Last updated at 11:16
image

Wildlife conservation: Forgotten illustrations from the WCS archives

The Wildlife Conservation Society has released to the public a digital collection of some 2,200 forgotten, historical scientific wildlife illustrations.
The drawings all come from its Department of Tropical Research (DTR), which it ran from 1916 to 1965. This illustration from 1919 shows the head of a boa canina (yellow-faced snake) and comes from an expedition to British Guiana (now Guyana).
Boa canina (Yellow-faced snake)WCS Archives
Like the Sir David Attenboroughs of their time, the DTR operated in an era when photography could not capture colour and movement. This Toucan drawing is from a Guyana expedition in 1916.
Toucan 1916-03-22 DTR British Guiana expeditionsWCS Archives
The illustrators were really important in documenting the species that the DTR studied and for introducing audiences to these species. This sloth drawing also comes from the 1916 now Guyana expedition.
Sloth 1916 and 1924 DTR British Guiana expeditions Department of Tropical ResearchWCS Archives
This illustration by Isabel Cooper in 1922 shows a Margay - a small wild cat native to Central and South America. The DTR was notable for including women among its staff at a time when there were few women artists who travelled on expeditions and not many women scientists.

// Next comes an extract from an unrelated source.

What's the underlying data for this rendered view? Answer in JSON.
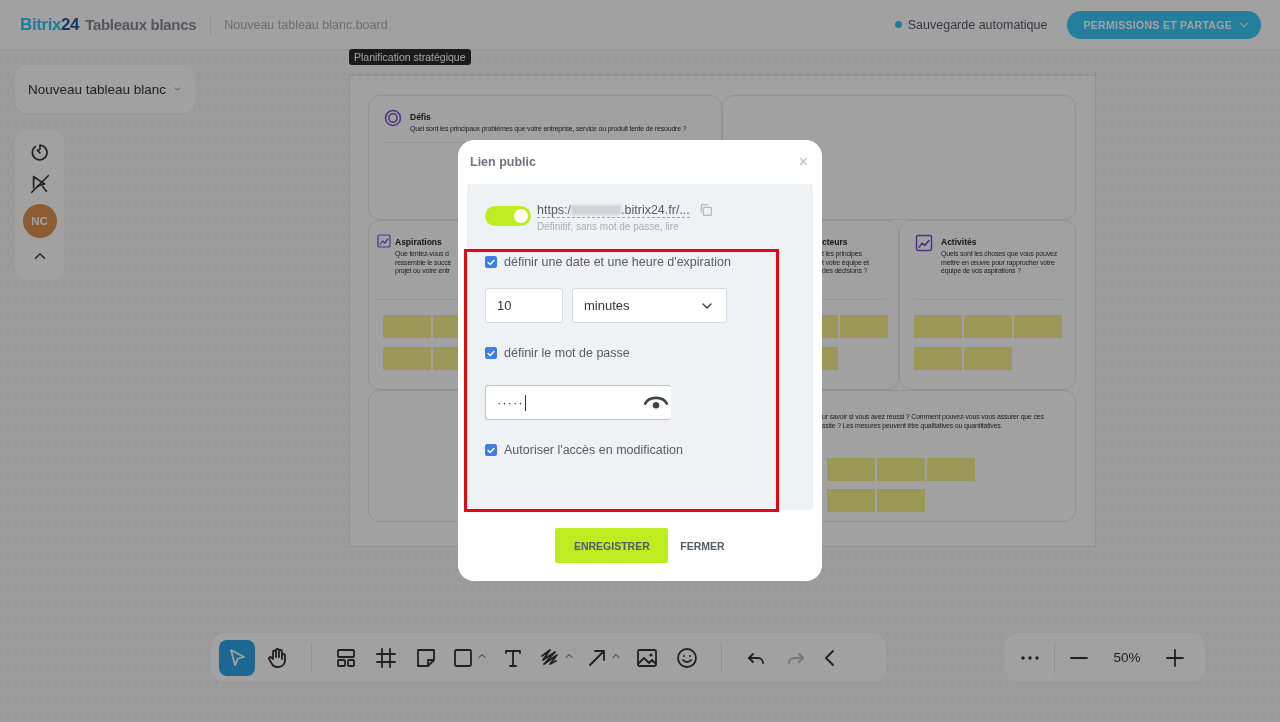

Margay Tigrina vigens head 1922-03-19 Cooper, Isabel, 1892-1984 DTR British Guiana expeditionsWCS Archives
Isabel Cooper also drew this Green parrot fish in 1923 on an expedition to the southeast Pacific. The Department of Tropical Research was led by the naturalist, and first curator of the Bronx Zoo in New York, William Beebe.
Green parrot fish Cooper, Isabel, 1892-1984 1923-04-03 DTR Noma Expedition Pacific, SoutheastWCS Archives
On expeditions, scientists and artists worked together to document the species they were observing and collecting. Artists weren't illustrators for scientists’ writings, they were a central part of the team’s findings. Else Bostelmann drew this creepy eel (Saccopharynx mirabilis) in 1931 on an expedition to Bermuda.
Saccopharynx mirabilis : Bostelmann, Else (Else Winkler von Röder), 1882-1961 1931-06-11 n: DTR Bermuda expeditionsWCS Archives
The sites where the DTR worked include Guyana, the Galapagos Islands, the Hudson Canyon, Bermuda, the Gulf of Mexico and the Eastern Pacific Ocean, Venezuela, and Trinidad. This dwarf metallic bee was drawn by Douglas Boyden in 1949 in the Rancho Grande, Venezuela.
Dwarf metallic bee Boyden, Douglas 1949 DTR Rancho Grande expeditionsWCS Archives
The DTR was part of the the Wildlife Conservation Society, then known as the New York Zoological Society. Douglas Boyden drew these butterflies on a 1949 expedition to Venezuela.
Butterfly plaque Boyden, Douglas 1949 DTR Rancho Grande expeditions VenezuelaWCS Archives
The DTR published scientific papers but the illustrations also appeared in newspapers and books which became bestsellers. This dolphin was drawn by George Alan Swanson in 1936 in Mexico.
Dolphin: Swanson, George Alan,1936 DTR Zaca expeditions MexicoWCS Archives
In 1965, the DTR became part of the Institute for Research in Animal Behaviour - which became today’s WCS Global Conservation Program. This gecko was drawn on a 1923 expedition to Eden Rock on the Galapagos Islands.
Gecko Murinae insularum Cooper, Isabel, 1892-1984 1923-04-02 Noma Expedition harrison Williams expedition to the Galapagos Small geckos from Eden RockWCS Archives
The DTR also gave presentations to public audiences which helped to shape US audiences’ understandings of the biodiversity of tropical regions. This orange and silver spider was drawn by Isabel Cooper in 1924 on a trip to Guyana.
Orange and silver spider Cooper, Isabel, 1892-1984 1924-05-25 DTR British Guiana expeditionsWCS Archives